A decrease in poverty increases the outlook for stability and progress. Increased market access and debt relief are critical for development, Norway is firmly convinced that also significantly increased levels of ODA will be necessary in assisting countries in reaching the MDGs. If donor countries deliver on their promise to provide 0,7% of Gross Domestic Income in international aid – the financing gap would disappear.
We need the UN as a leader in global development efforts. Wide-ranging reform is needed to achieve that. The UN must participate in the new aid practices, supporting and adjusting to the changes taking place in the field, harmonising UN efforts with those of other donors, sacrificing some immediate visibility for longer-term success, and first and foremost align with recipient countries’ own national programs. The UN should also have a particular responsibility in monitoring and reporting on progress and compliance, of both donor as well as recipient countries’ obligations. In this context we should also consider the possibility of making better use of ECOSOC and its apparatus of functional commissions in making such an assessment.

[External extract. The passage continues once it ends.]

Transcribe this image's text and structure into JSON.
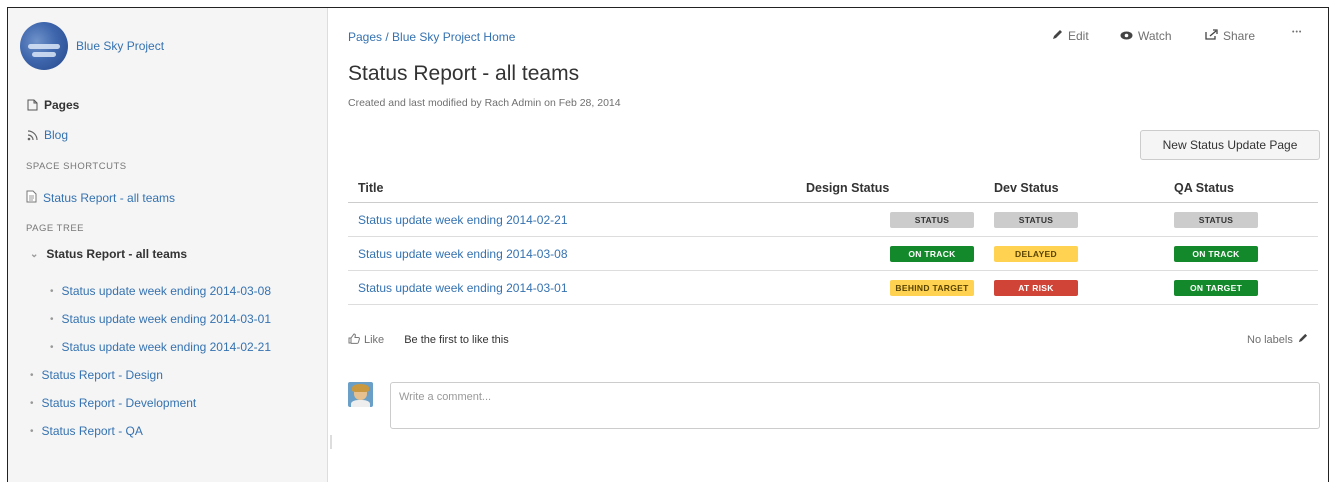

The Secretary-General’s coordination mechanisms, particularly UNDG but also ECHA, have brought us a step forward. UNDG has proven that it plays an important role in the concerted efforts to make the UN development system better coordinated and effective. We should however start moving from coordination towards joint programs and towards joint overall management of UN Country Teams. We should strengthen these mechanisms further and improve their links to a strengthened Resident Coordinator and Humanitarian Coordinator system.
Sound policies and governance is a prerequisite for any country to reach the MDGs. Norway fully shares the view that countries with sound policies and governance should not be prevented from reaching the MDGs because of lack of resources. Donors should move away from contributing to multiple projects in these countries and towards supporting broader sector-wide programs and providing budget support. For countries with weaker governance structures or that find themselves in complex post-conflict situations, other aid modalities are needed. In many cases this will imply more direct involvement of the UN in the execution of programmes.

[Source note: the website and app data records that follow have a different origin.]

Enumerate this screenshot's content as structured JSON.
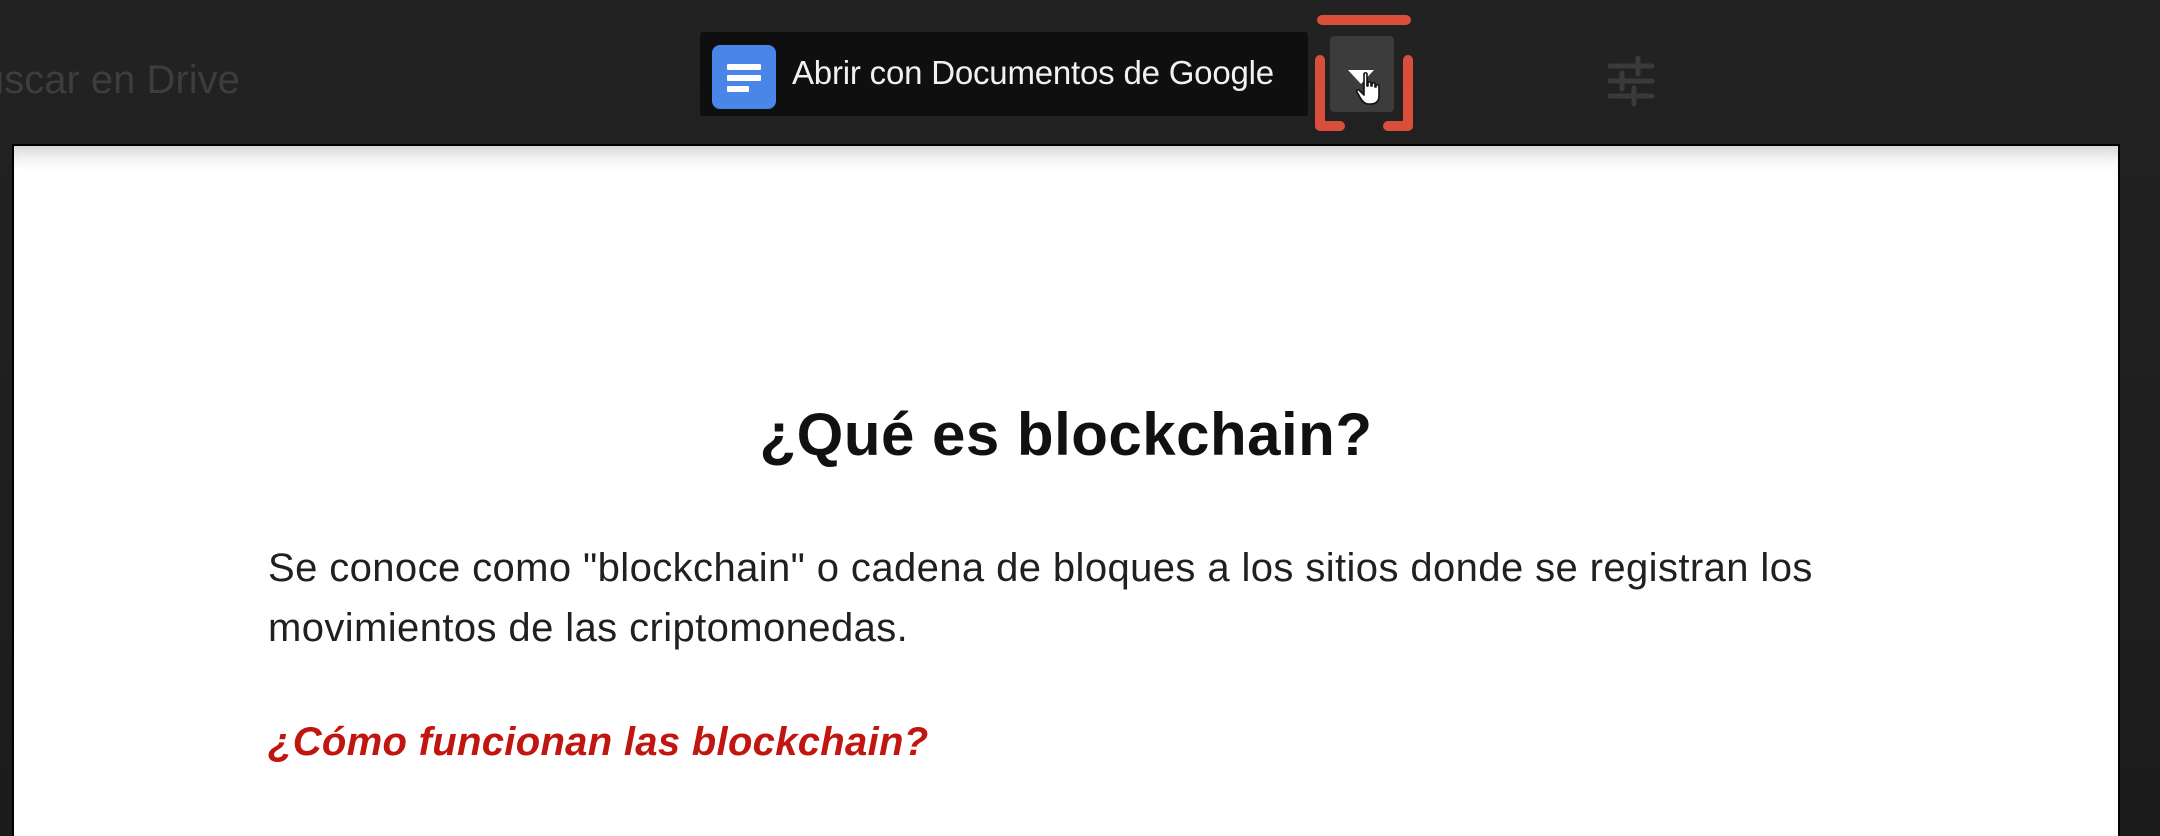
{
  "drive_background": {
    "search_placeholder": "uscar en Drive",
    "filter_icon": "tune-icon"
  },
  "open_with_bar": {
    "app_icon": "google-docs-icon",
    "label": "Abrir con Documentos de Google",
    "dropdown_icon": "arrow-drop-down-icon",
    "cursor_icon": "hand-pointer-icon"
  },
  "annotation": {
    "highlight_color": "#d94f3c",
    "arrow_icon": "arrow-up-icon"
  },
  "document": {
    "title": "¿Qué es blockchain?",
    "paragraph": "Se conoce como \"blockchain\" o cadena de bloques a los sitios donde se registran los movimientos de las criptomonedas.",
    "subheading": "¿Cómo funcionan las blockchain?",
    "subheading_color": "#c0160f"
  }
}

It will continue to be a Norwegian priority to assist the least developed countries, and the poorest and most excluded populations in any given country. In every country there is an enormous potential for progress and development by simply resolving to significantly empower women. Norway is convinced that important progress would be made if countries took further action in guaranteeing women’s human rights and ensuring their equal access to resources and opportunities. Another important contribution to development would be to take decisive steps towards increasing women’s representation in political offices and elsewhere.
The debate on common threats and challenges has shown that there are differences in approaches and concerns among the Member States. We will give the SG our full support to make the recommendations in his March report that he finds best, based on his sound judgement, and which best respond to the challenges confronting us.
For the sake of efficiency and to generate a momentum from this debate that can carry over to the High-level Meeting, our view is that the Secretary-General should go ahead with the recommendations that are within his purview to implement. We should focus the inter-governmental negotiations on the more demanding issues.
I thank you Mr. President.